A few months ago, I saw this Chinese fantasy film called League of Gods starring Jet Li, which I thought was sure to be one of the year’s biggest turkeys, with perhaps an even more egregious use of CGI and half-baked characters than Hollywood’s Gods of Egypt earlier this year. Upon the end credits of this new film, which I was secretly anticipating for, it is a misfortune to have myself proved so utterly wrong, especially considering a Hong Kong action titan wrote and directed this abomination.
This should have never happened. It couldn’t possibly have happened. But it has. Ringo Lam’s Sky on Fire is not only one of the worst films of the year, but it is also a career low for Lam, who specializes in hard-boiled, gritty neo-noirs, like 1987’s City on Fire and last year’s underrated Wild City. Now, not only do I worry about Lam’s next outing or his even his sanity, but I’m even more worried that other Hong Kong action filmmakers may stumble in the same pratfalls with their upcoming projects (John Woo’s Manhunt, for example).
The plot apparently follows a security expert (Daniel Wu) who becomes embroiled in a battle to protect stem cell research, which can potentially cure cancer, from falling into the wrong hands. Said battle involves scientists with opposing views, a simpleton desperately trying to find a cure for his cancer-stricken sister, and another party which wants to steal said stem cells for….profit? The latter isn’t entirely made clear in this film. In fact, pretty much the entire muddled set of characters switch allegiances like clothes on their hangers without breaking a sweat, which will prove to be very confusing with even the most attentive of audience members. The only thing worthwhile about them is that they are played completely straight by their actors without going over-the-top, as if Lam directs them to play the ridiculous material completely straight. In some aspects, this plays off, and star Wu even shows signs of potential as a good action hero before Lam himself squanders it.

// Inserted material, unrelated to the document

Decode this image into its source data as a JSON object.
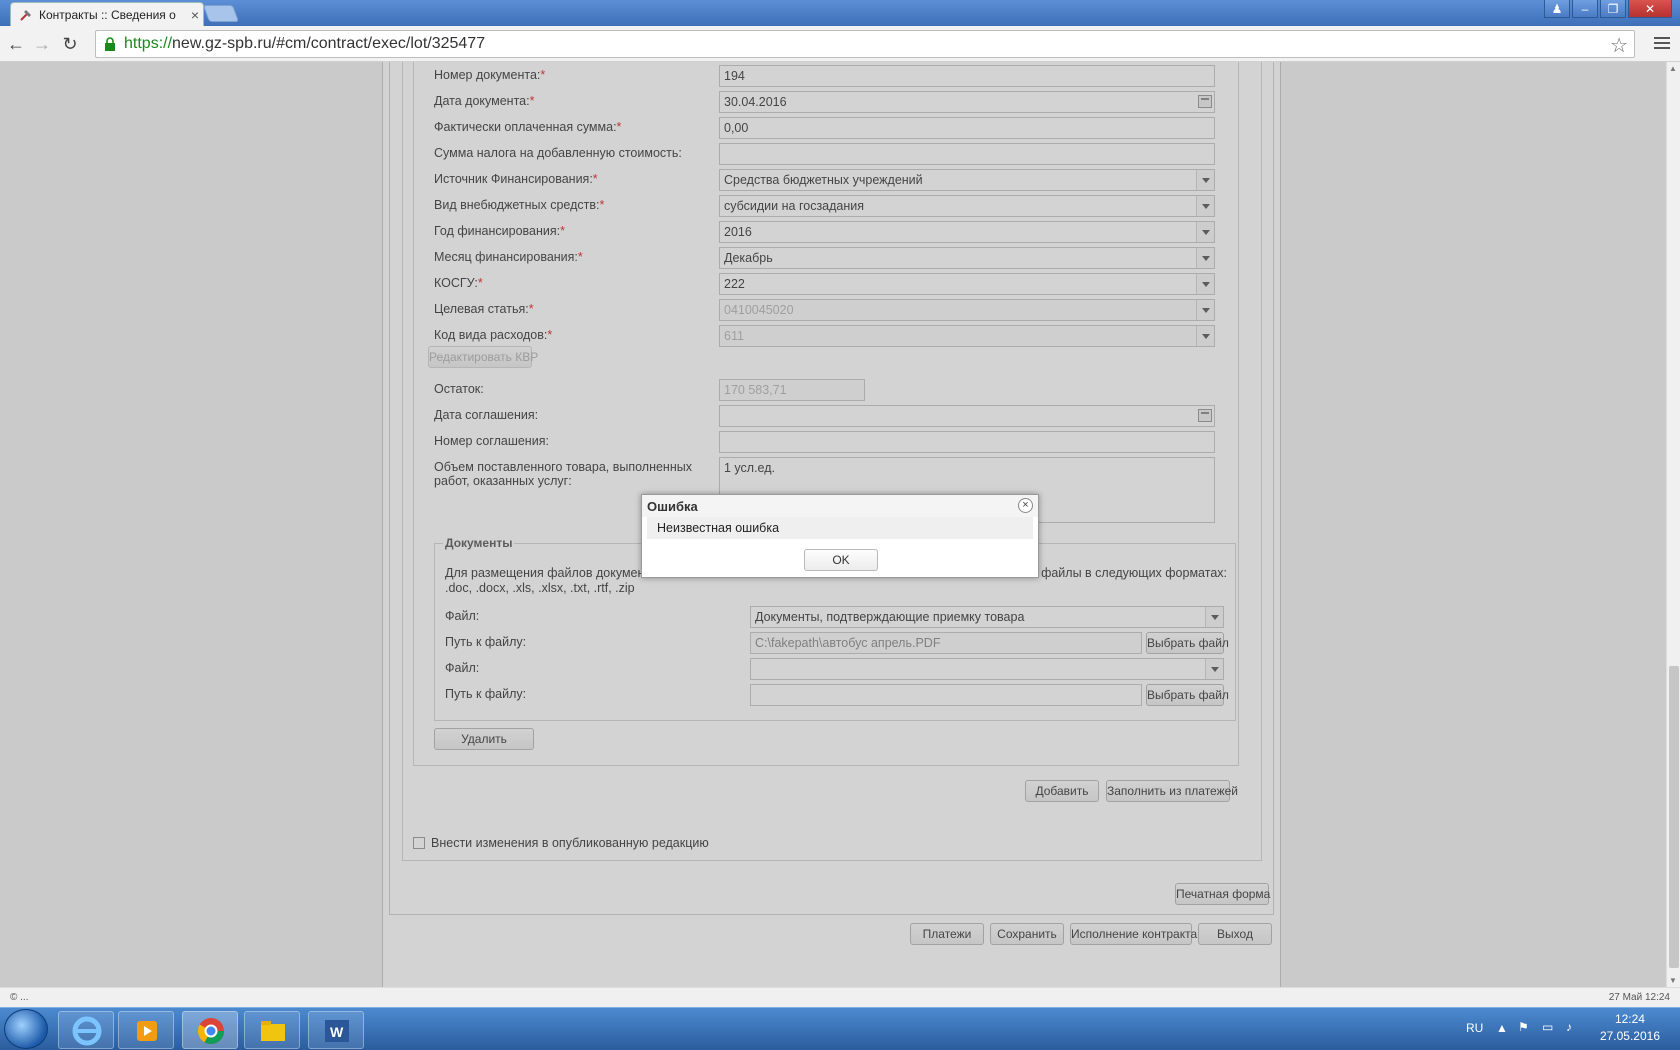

Now, the action sequences. Sure to be a life-saver in a Ringo Lam film, yes? Well, for the first two thirds, they are indeed hard-hitting, but you’ve seen all of the juiciest bits of action in the trailer. While I admit they do follow Lam’s trademark ferocity at times, they are a merely used as placeholders to break the tediousness from time to time. And there’s that concern of excessive, poorly-rendered CGI in Chinese cinema that doesn’t involve Hollywood talent. Lam’s previous Wild City had bad CGI too, but it was used much sparingly in lieu of character-driven and practical action set pieces that work very efficiently for the most part. Here, Lam drowns himself in a sea of ugly CGI which completely engulfs the film’s destructive climax, leaving this reviewer slack-jawed at how utterly awful this thing had become. I’m dead serious, the ending of this film, involving the demolition of a skyscraper, completely killed whatever goodwill the film had left; there was an awkward, dead silence in the packed theater hall as the credits start to roll; the very last shot before that combines the endings of Crouching Tiger, Hidden Dragon and Man of Steel in an horrendous CGI mess that left everyone absolutely bewildered.
Coming from an avid action film junkie who wanted this film to succeed mostly… I cannot believe what I just saw. This isn’t just a massive disappointment; this is a gutshot. It’s a disgrace to Lam’s …on Fire series and it’s a big red mark on what previously was a sturdy career of tough, no-nonsense action neo-noirs, which are his specialty. Seeing him here, writing and directing a wildly stupid techno-thriller, is like seeing a try-hard old man desperately trying to fit into the in-crowd of today. It’s not just frustrating, it’s depressing.